■ **What the task requires**
All entries must be repeated exactly; do not include the pictures.

■ **Supplied material**

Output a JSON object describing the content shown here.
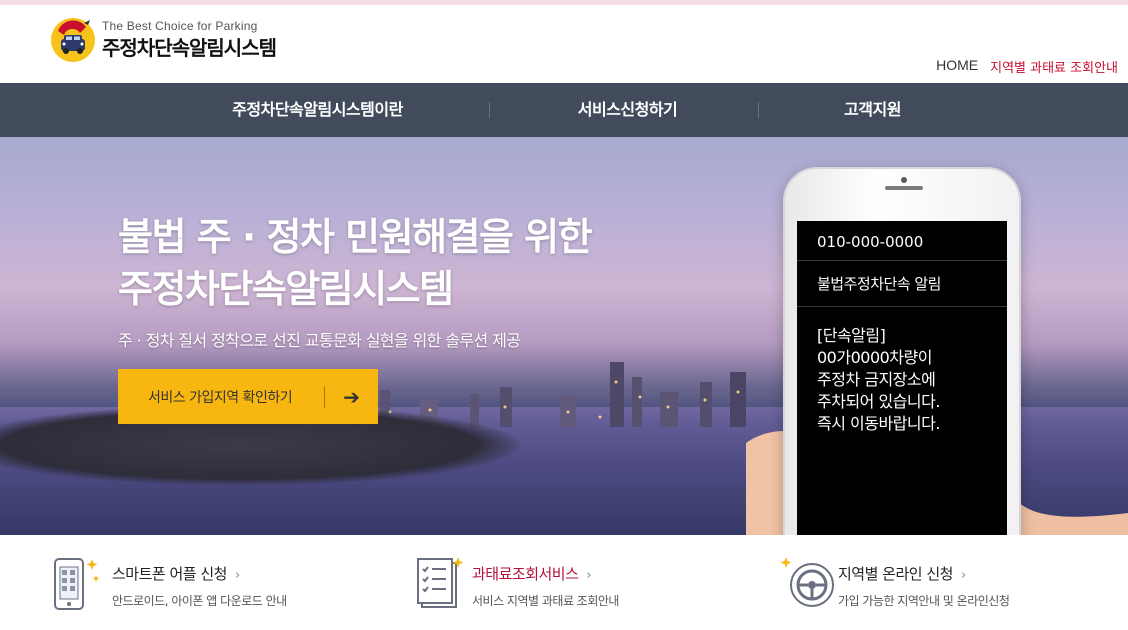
{
  "header": {
    "logo_tagline": "The Best Choice for Parking",
    "logo_name": "주정차단속알림시스템",
    "util_links": {
      "home": "HOME",
      "region_fee": "지역별 과태료 조회안내"
    }
  },
  "nav": {
    "items": [
      {
        "label": "주정차단속알림시스템이란"
      },
      {
        "label": "서비스신청하기"
      },
      {
        "label": "고객지원"
      }
    ]
  },
  "hero": {
    "title_line1": "불법 주 · 정차 민원해결을 위한",
    "title_line2": "주정차단속알림시스템",
    "subtitle": "주 · 정차 질서 정착으로 선진 교통문화 실현을 위한 솔루션 제공",
    "cta_label": "서비스 가입지역 확인하기",
    "cta_arrow": "➔"
  },
  "phone": {
    "number": "010-000-0000",
    "title": "불법주정차단속 알림",
    "message_lines": [
      "[단속알림]",
      "00가0000차량이",
      "주정차 금지장소에",
      "주차되어 있습니다.",
      "즉시 이동바랍니다."
    ]
  },
  "services": [
    {
      "title": "스마트폰 어플 신청",
      "desc": "안드로이드, 아이폰 앱 다운로드 안내",
      "icon": "smartphone-app-icon",
      "chevron": "›"
    },
    {
      "title": "과태료조회서비스",
      "desc": "서비스 지역별 과태료 조회안내",
      "icon": "document-checklist-icon",
      "chevron": "›"
    },
    {
      "title": "지역별 온라인 신청",
      "desc": "가입 가능한 지역안내 및 온라인신청",
      "icon": "steering-wheel-icon",
      "chevron": "›"
    }
  ],
  "colors": {
    "nav_bg": "#414b5b",
    "cta_bg": "#f7b710",
    "accent_red": "#c8102e",
    "service_highlight": "#b3123a"
  }
}
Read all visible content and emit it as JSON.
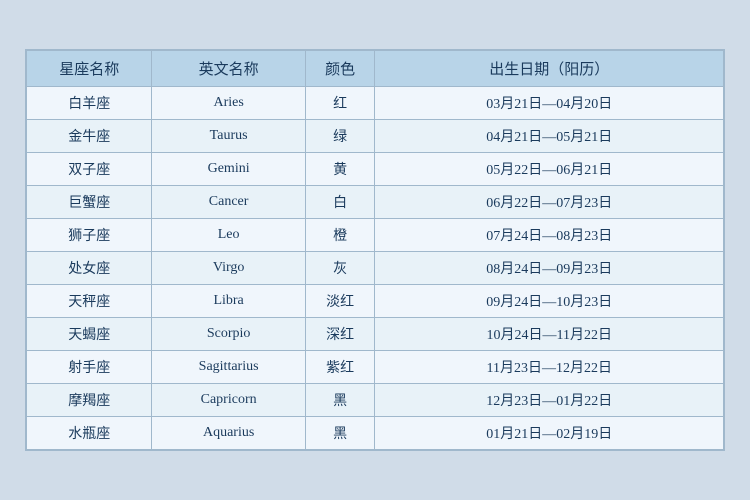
{
  "table": {
    "headers": {
      "chinese_name": "星座名称",
      "english_name": "英文名称",
      "color": "颜色",
      "birthdate": "出生日期（阳历）"
    },
    "rows": [
      {
        "chinese": "白羊座",
        "english": "Aries",
        "color": "红",
        "date": "03月21日—04月20日"
      },
      {
        "chinese": "金牛座",
        "english": "Taurus",
        "color": "绿",
        "date": "04月21日—05月21日"
      },
      {
        "chinese": "双子座",
        "english": "Gemini",
        "color": "黄",
        "date": "05月22日—06月21日"
      },
      {
        "chinese": "巨蟹座",
        "english": "Cancer",
        "color": "白",
        "date": "06月22日—07月23日"
      },
      {
        "chinese": "狮子座",
        "english": "Leo",
        "color": "橙",
        "date": "07月24日—08月23日"
      },
      {
        "chinese": "处女座",
        "english": "Virgo",
        "color": "灰",
        "date": "08月24日—09月23日"
      },
      {
        "chinese": "天秤座",
        "english": "Libra",
        "color": "淡红",
        "date": "09月24日—10月23日"
      },
      {
        "chinese": "天蝎座",
        "english": "Scorpio",
        "color": "深红",
        "date": "10月24日—11月22日"
      },
      {
        "chinese": "射手座",
        "english": "Sagittarius",
        "color": "紫红",
        "date": "11月23日—12月22日"
      },
      {
        "chinese": "摩羯座",
        "english": "Capricorn",
        "color": "黑",
        "date": "12月23日—01月22日"
      },
      {
        "chinese": "水瓶座",
        "english": "Aquarius",
        "color": "黑",
        "date": "01月21日—02月19日"
      }
    ]
  }
}
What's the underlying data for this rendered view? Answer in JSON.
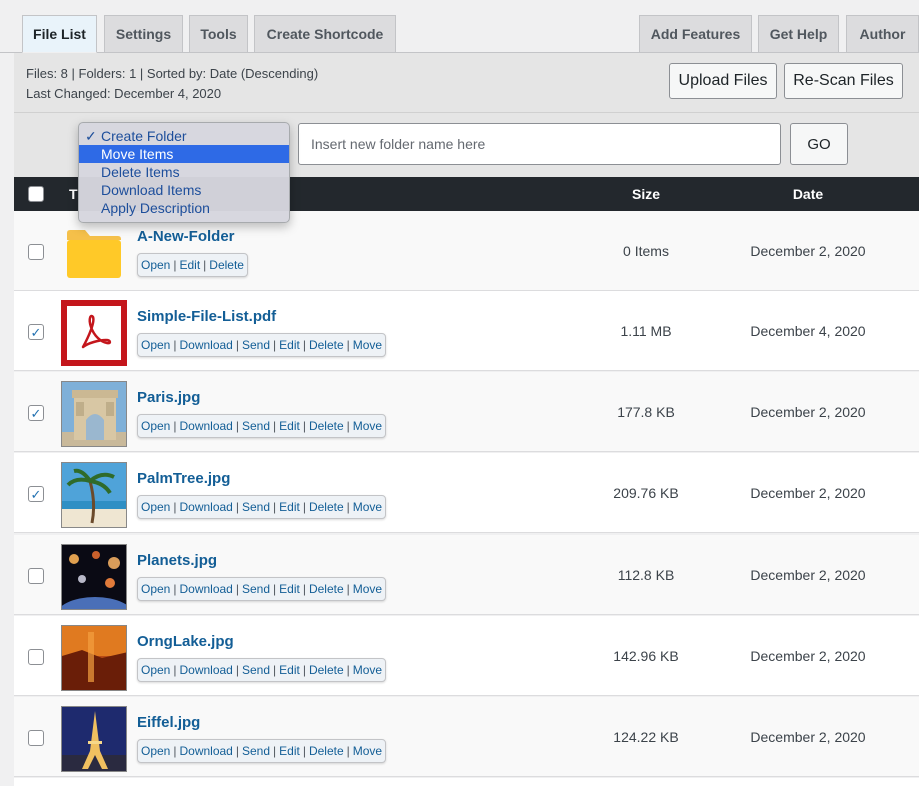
{
  "tabs_left": [
    {
      "label": "File List",
      "active": true
    },
    {
      "label": "Settings",
      "active": false
    },
    {
      "label": "Tools",
      "active": false
    },
    {
      "label": "Create Shortcode",
      "active": false
    }
  ],
  "tabs_right": [
    {
      "label": "Add Features"
    },
    {
      "label": "Get Help"
    },
    {
      "label": "Author"
    }
  ],
  "info": {
    "line1": "Files: 8 | Folders: 1 | Sorted by: Date (Descending)",
    "line2": "Last Changed: December 4, 2020",
    "upload_label": "Upload Files",
    "rescan_label": "Re-Scan Files"
  },
  "bulk": {
    "options": [
      "Create Folder",
      "Move Items",
      "Delete Items",
      "Download Items",
      "Apply Description"
    ],
    "selected": "Create Folder",
    "highlighted": "Move Items",
    "checkmark": "✓",
    "folder_placeholder": "Insert new folder name here",
    "go_label": "GO"
  },
  "table": {
    "header": {
      "title_partial": "T",
      "size": "Size",
      "date": "Date"
    },
    "rows": [
      {
        "name": "A-New-Folder",
        "type": "folder",
        "actions": [
          "Open",
          "Edit",
          "Delete"
        ],
        "size": "0 Items",
        "date": "December 2, 2020",
        "checked": false
      },
      {
        "name": "Simple-File-List.pdf",
        "type": "pdf",
        "actions": [
          "Open",
          "Download",
          "Send",
          "Edit",
          "Delete",
          "Move"
        ],
        "size": "1.11 MB",
        "date": "December 4, 2020",
        "checked": true
      },
      {
        "name": "Paris.jpg",
        "type": "image",
        "actions": [
          "Open",
          "Download",
          "Send",
          "Edit",
          "Delete",
          "Move"
        ],
        "size": "177.8 KB",
        "date": "December 2, 2020",
        "checked": true
      },
      {
        "name": "PalmTree.jpg",
        "type": "image",
        "actions": [
          "Open",
          "Download",
          "Send",
          "Edit",
          "Delete",
          "Move"
        ],
        "size": "209.76 KB",
        "date": "December 2, 2020",
        "checked": true
      },
      {
        "name": "Planets.jpg",
        "type": "image",
        "actions": [
          "Open",
          "Download",
          "Send",
          "Edit",
          "Delete",
          "Move"
        ],
        "size": "112.8 KB",
        "date": "December 2, 2020",
        "checked": false
      },
      {
        "name": "OrngLake.jpg",
        "type": "image",
        "actions": [
          "Open",
          "Download",
          "Send",
          "Edit",
          "Delete",
          "Move"
        ],
        "size": "142.96 KB",
        "date": "December 2, 2020",
        "checked": false
      },
      {
        "name": "Eiffel.jpg",
        "type": "image",
        "actions": [
          "Open",
          "Download",
          "Send",
          "Edit",
          "Delete",
          "Move"
        ],
        "size": "124.22 KB",
        "date": "December 2, 2020",
        "checked": false
      }
    ]
  },
  "colors": {
    "accent": "#135e96",
    "header_bg": "#23282d",
    "menu_highlight": "#2e6ae6"
  },
  "icons": {
    "folder": "folder-icon",
    "pdf": "pdf-icon",
    "check": "checkmark-icon"
  }
}
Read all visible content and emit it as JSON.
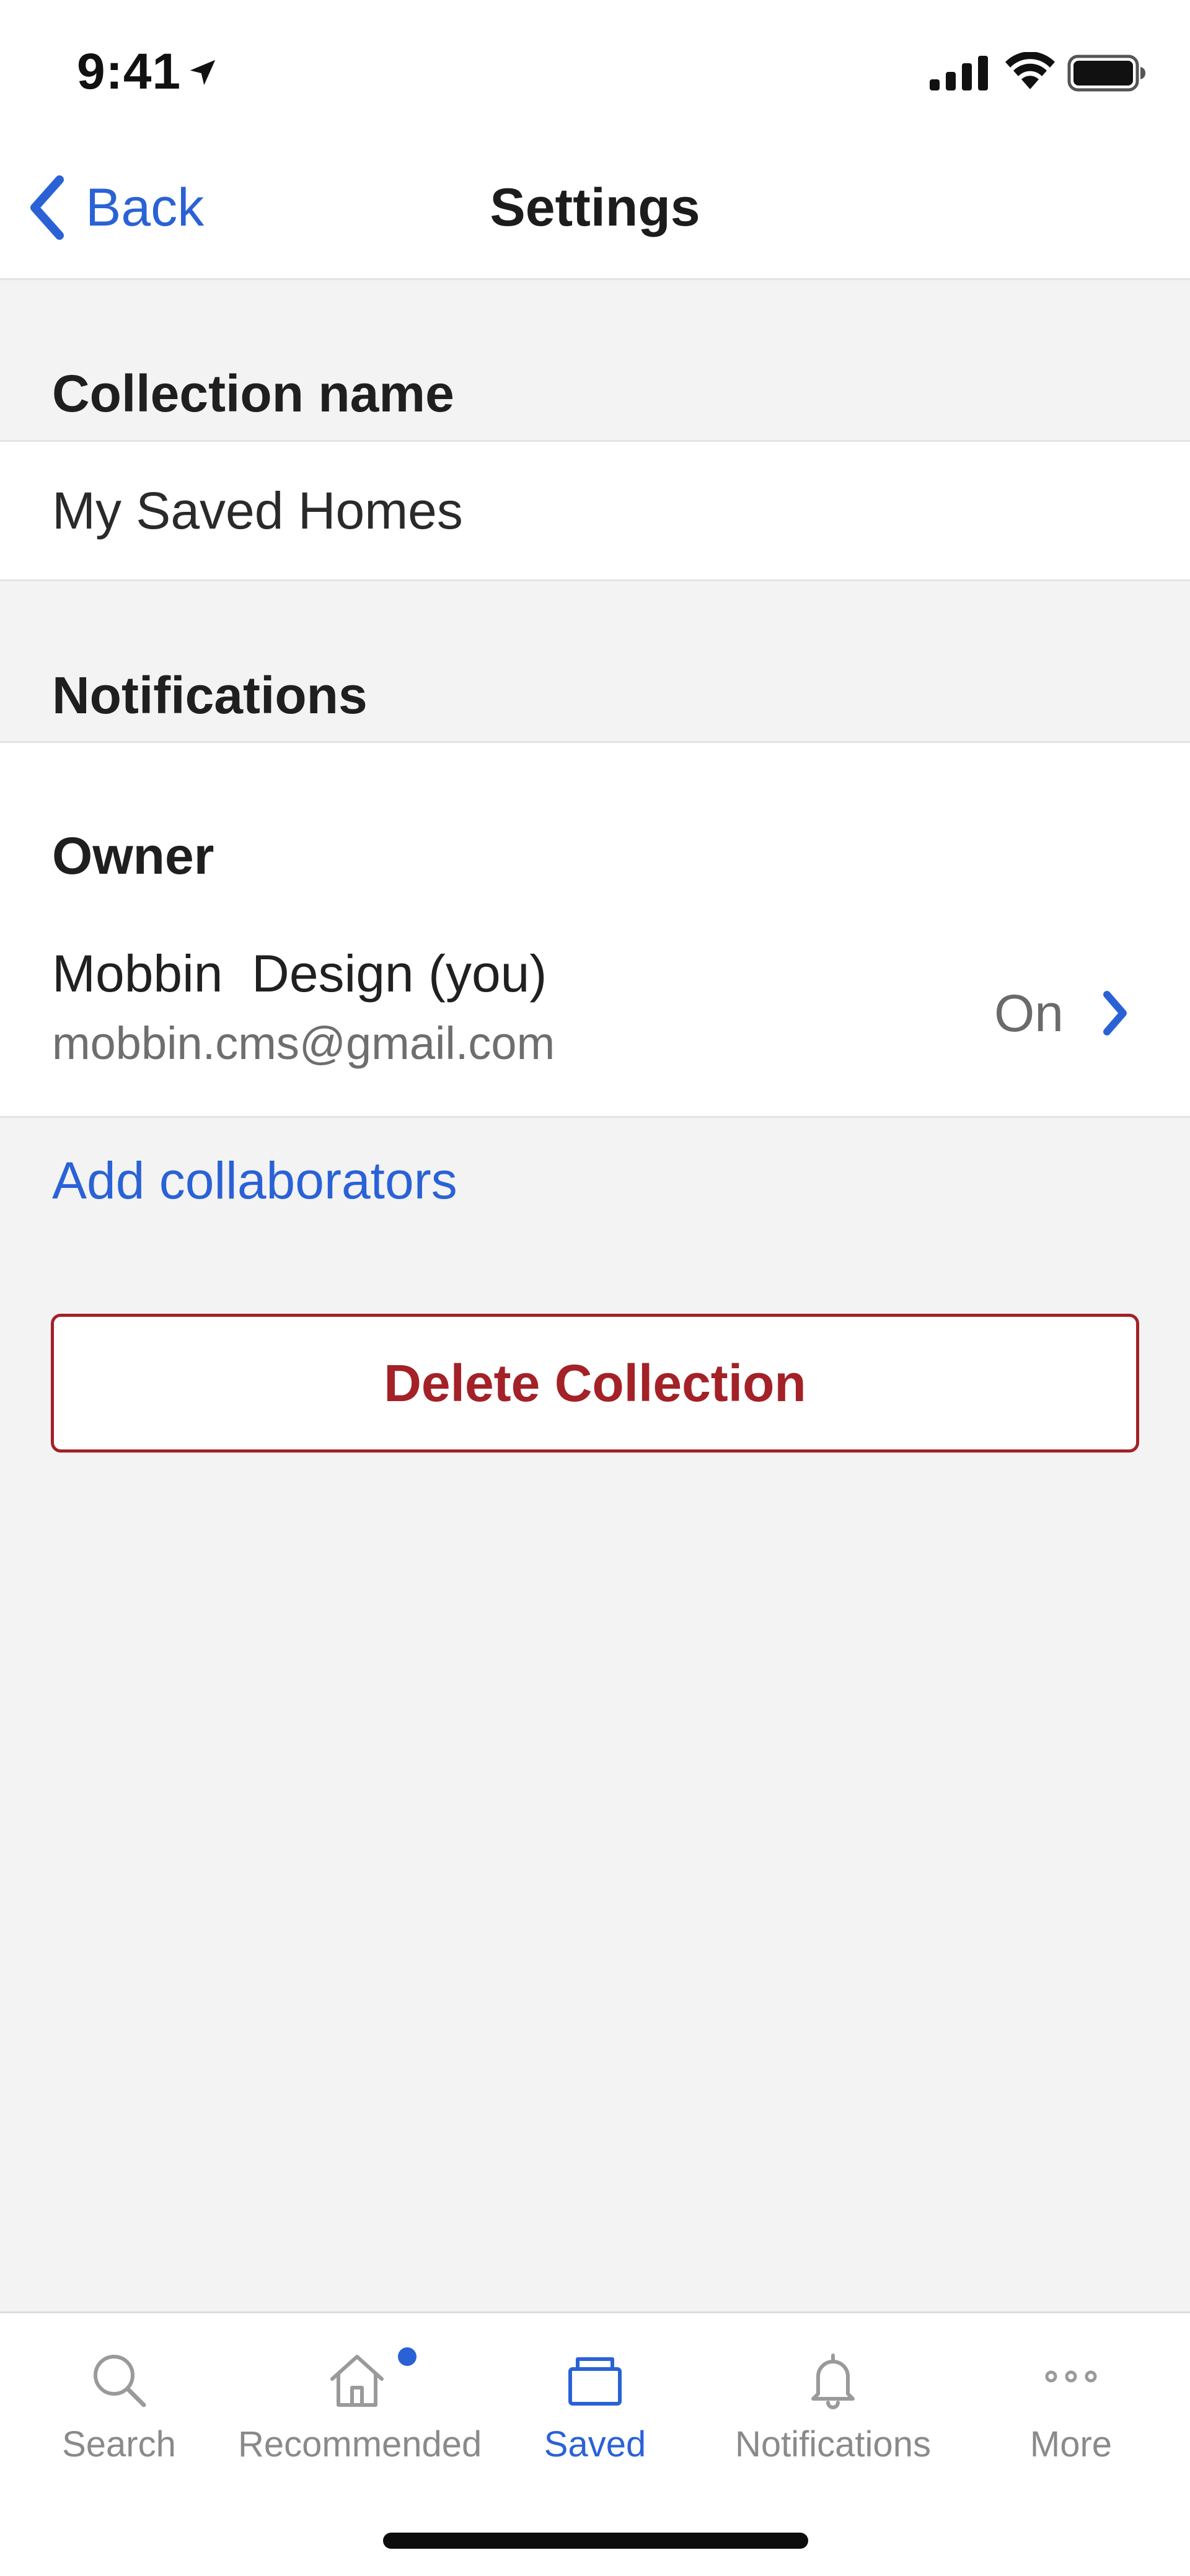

■ **Final answer**
Output a JSON object describing the content shown here.
{
  "header": {
    "logo_tagline": "The Best Choice for Parking",
    "logo_name": "주정차단속알림시스템",
    "util_links": {
      "home": "HOME",
      "region_fee": "지역별 과태료 조회안내"
    }
  },
  "nav": {
    "items": [
      {
        "label": "주정차단속알림시스템이란"
      },
      {
        "label": "서비스신청하기"
      },
      {
        "label": "고객지원"
      }
    ]
  },
  "hero": {
    "title_line1": "불법 주 · 정차 민원해결을 위한",
    "title_line2": "주정차단속알림시스템",
    "subtitle": "주 · 정차 질서 정착으로 선진 교통문화 실현을 위한 솔루션 제공",
    "cta_label": "서비스 가입지역 확인하기",
    "cta_arrow": "➔"
  },
  "phone": {
    "number": "010-000-0000",
    "title": "불법주정차단속 알림",
    "message_lines": [
      "[단속알림]",
      "00가0000차량이",
      "주정차 금지장소에",
      "주차되어 있습니다.",
      "즉시 이동바랍니다."
    ]
  },
  "services": [
    {
      "title": "스마트폰 어플 신청",
      "desc": "안드로이드, 아이폰 앱 다운로드 안내",
      "icon": "smartphone-app-icon",
      "chevron": "›"
    },
    {
      "title": "과태료조회서비스",
      "desc": "서비스 지역별 과태료 조회안내",
      "icon": "document-checklist-icon",
      "chevron": "›"
    },
    {
      "title": "지역별 온라인 신청",
      "desc": "가입 가능한 지역안내 및 온라인신청",
      "icon": "steering-wheel-icon",
      "chevron": "›"
    }
  ],
  "colors": {
    "nav_bg": "#414b5b",
    "cta_bg": "#f7b710",
    "accent_red": "#c8102e",
    "service_highlight": "#b3123a"
  }
}
Read all visible content and emit it as JSON.
{
  "table": {
    "headers": {
      "chinese_name": "星座名称",
      "english_name": "英文名称",
      "color": "颜色",
      "birthdate": "出生日期（阳历）"
    },
    "rows": [
      {
        "chinese": "白羊座",
        "english": "Aries",
        "color": "红",
        "date": "03月21日—04月20日"
      },
      {
        "chinese": "金牛座",
        "english": "Taurus",
        "color": "绿",
        "date": "04月21日—05月21日"
      },
      {
        "chinese": "双子座",
        "english": "Gemini",
        "color": "黄",
        "date": "05月22日—06月21日"
      },
      {
        "chinese": "巨蟹座",
        "english": "Cancer",
        "color": "白",
        "date": "06月22日—07月23日"
      },
      {
        "chinese": "狮子座",
        "english": "Leo",
        "color": "橙",
        "date": "07月24日—08月23日"
      },
      {
        "chinese": "处女座",
        "english": "Virgo",
        "color": "灰",
        "date": "08月24日—09月23日"
      },
      {
        "chinese": "天秤座",
        "english": "Libra",
        "color": "淡红",
        "date": "09月24日—10月23日"
      },
      {
        "chinese": "天蝎座",
        "english": "Scorpio",
        "color": "深红",
        "date": "10月24日—11月22日"
      },
      {
        "chinese": "射手座",
        "english": "Sagittarius",
        "color": "紫红",
        "date": "11月23日—12月22日"
      },
      {
        "chinese": "摩羯座",
        "english": "Capricorn",
        "color": "黑",
        "date": "12月23日—01月22日"
      },
      {
        "chinese": "水瓶座",
        "english": "Aquarius",
        "color": "黑",
        "date": "01月21日—02月19日"
      }
    ]
  }
}
What's the underlying data for this rendered view? Answer in JSON.
{
  "tabs_left": [
    {
      "label": "File List",
      "active": true
    },
    {
      "label": "Settings",
      "active": false
    },
    {
      "label": "Tools",
      "active": false
    },
    {
      "label": "Create Shortcode",
      "active": false
    }
  ],
  "tabs_right": [
    {
      "label": "Add Features"
    },
    {
      "label": "Get Help"
    },
    {
      "label": "Author"
    }
  ],
  "info": {
    "line1": "Files: 8 | Folders: 1 | Sorted by: Date (Descending)",
    "line2": "Last Changed: December 4, 2020",
    "upload_label": "Upload Files",
    "rescan_label": "Re-Scan Files"
  },
  "bulk": {
    "options": [
      "Create Folder",
      "Move Items",
      "Delete Items",
      "Download Items",
      "Apply Description"
    ],
    "selected": "Create Folder",
    "highlighted": "Move Items",
    "checkmark": "✓",
    "folder_placeholder": "Insert new folder name here",
    "go_label": "GO"
  },
  "table": {
    "header": {
      "title_partial": "T",
      "size": "Size",
      "date": "Date"
    },
    "rows": [
      {
        "name": "A-New-Folder",
        "type": "folder",
        "actions": [
          "Open",
          "Edit",
          "Delete"
        ],
        "size": "0 Items",
        "date": "December 2, 2020",
        "checked": false
      },
      {
        "name": "Simple-File-List.pdf",
        "type": "pdf",
        "actions": [
          "Open",
          "Download",
          "Send",
          "Edit",
          "Delete",
          "Move"
        ],
        "size": "1.11 MB",
        "date": "December 4, 2020",
        "checked": true
      },
      {
        "name": "Paris.jpg",
        "type": "image",
        "actions": [
          "Open",
          "Download",
          "Send",
          "Edit",
          "Delete",
          "Move"
        ],
        "size": "177.8 KB",
        "date": "December 2, 2020",
        "checked": true
      },
      {
        "name": "PalmTree.jpg",
        "type": "image",
        "actions": [
          "Open",
          "Download",
          "Send",
          "Edit",
          "Delete",
          "Move"
        ],
        "size": "209.76 KB",
        "date": "December 2, 2020",
        "checked": true
      },
      {
        "name": "Planets.jpg",
        "type": "image",
        "actions": [
          "Open",
          "Download",
          "Send",
          "Edit",
          "Delete",
          "Move"
        ],
        "size": "112.8 KB",
        "date": "December 2, 2020",
        "checked": false
      },
      {
        "name": "OrngLake.jpg",
        "type": "image",
        "actions": [
          "Open",
          "Download",
          "Send",
          "Edit",
          "Delete",
          "Move"
        ],
        "size": "142.96 KB",
        "date": "December 2, 2020",
        "checked": false
      },
      {
        "name": "Eiffel.jpg",
        "type": "image",
        "actions": [
          "Open",
          "Download",
          "Send",
          "Edit",
          "Delete",
          "Move"
        ],
        "size": "124.22 KB",
        "date": "December 2, 2020",
        "checked": false
      }
    ]
  },
  "colors": {
    "accent": "#135e96",
    "header_bg": "#23282d",
    "menu_highlight": "#2e6ae6"
  },
  "icons": {
    "folder": "folder-icon",
    "pdf": "pdf-icon",
    "check": "checkmark-icon"
  }
}
Read all visible content and emit it as JSON.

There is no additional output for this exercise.